CLICK: And are there any other genres you’re particular interested on?
RS
: No it doesn’t matter. It really doesn’t. I’m not massively into sci-fi, I just love films. I don’t love kung-fu movies or anything like that. I like them but don’t need to be in one.

DM: Soft porn is what you really want to get into.

RS: It’s what I was just about to come to. I’m developing a soft porn thing with Channel 5 at the moment, me and David Duchovny!

DM: The Blue Shoe Diaries!

CLICK: I have finish up but I was going to ask what you’re up to next. Dan - do you want to direct again?
DM
: I’d love to direct again, I love the fact that it’s collaborative. Every morning you get up and it’s exciting. And a new challenge. And every day is different. So I’d love to do some more directing. We’ll see whether anyone else ever trusts me to do it again.

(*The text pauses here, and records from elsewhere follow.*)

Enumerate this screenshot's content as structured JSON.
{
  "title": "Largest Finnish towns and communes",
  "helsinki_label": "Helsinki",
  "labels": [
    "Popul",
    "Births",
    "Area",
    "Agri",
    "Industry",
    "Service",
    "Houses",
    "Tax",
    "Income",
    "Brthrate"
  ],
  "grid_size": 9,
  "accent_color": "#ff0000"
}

RF: Ah they will! I’m going to do a film based on a novel by a Scottish writer called John Niven called Kill Your Friends. Which is based in the music industry in 1997 in London in the height of Britpop and that sort of thing. And I’m playing a murdering A&R man, it’s very different from I Give it a Year.

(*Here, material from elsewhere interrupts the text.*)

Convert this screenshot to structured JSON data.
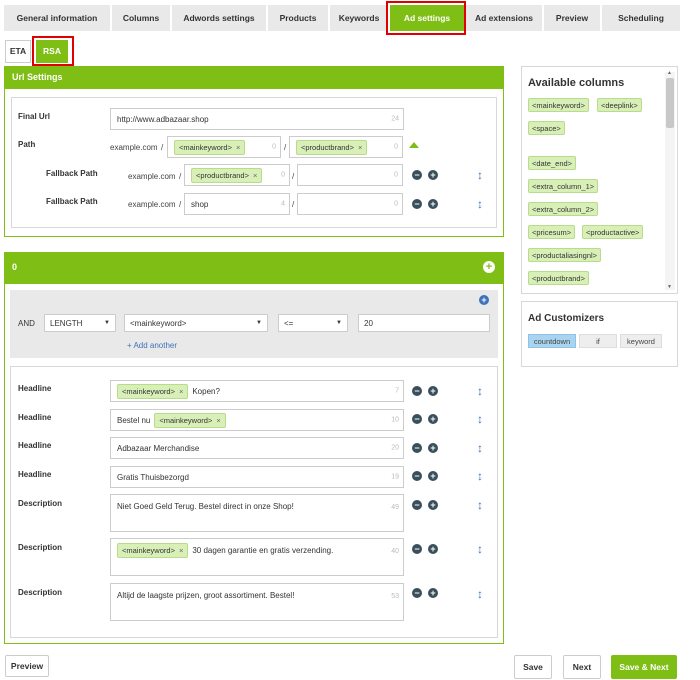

CLICK: Right. And you also made an Irish sci-fi movie? Which hasn’t come out yet.
RS
: Yea it’s called Earthbound and it comes out in March.

CLICK: I don’t know much about it.
RS
: I’ve not seen it but hopefully it’s really charming and really nice. And you’ll all love it!

CLICK: Well it’s here for JDIFF so looking forward to seeing it
RS
: That’s right!

I Give it a Year is in cinemas from the 8th of February. Check back soon for our full review.


Uncut Interview - Dan Mazer and Rafe Spall (I Give It a Year) on ClickOnline.com
About this author

daniel@clickonline.com
Movie Editor
Recent Articles by this author
31 October, 2014
Shadow of Mordor is not only one of my favourite games of the year, its also one...
31 October, 2014
A quarter of a century in the life of famed artist J.M.W. Turner.Being an uneducated...
31 October, 2014
An ambitious man finds a niche in the world of freelance crime videographer.Nightcrawler...
31 October, 2014
My anticipation for Far Cry 4 is already at fever pitch but it seems Ubisoft still...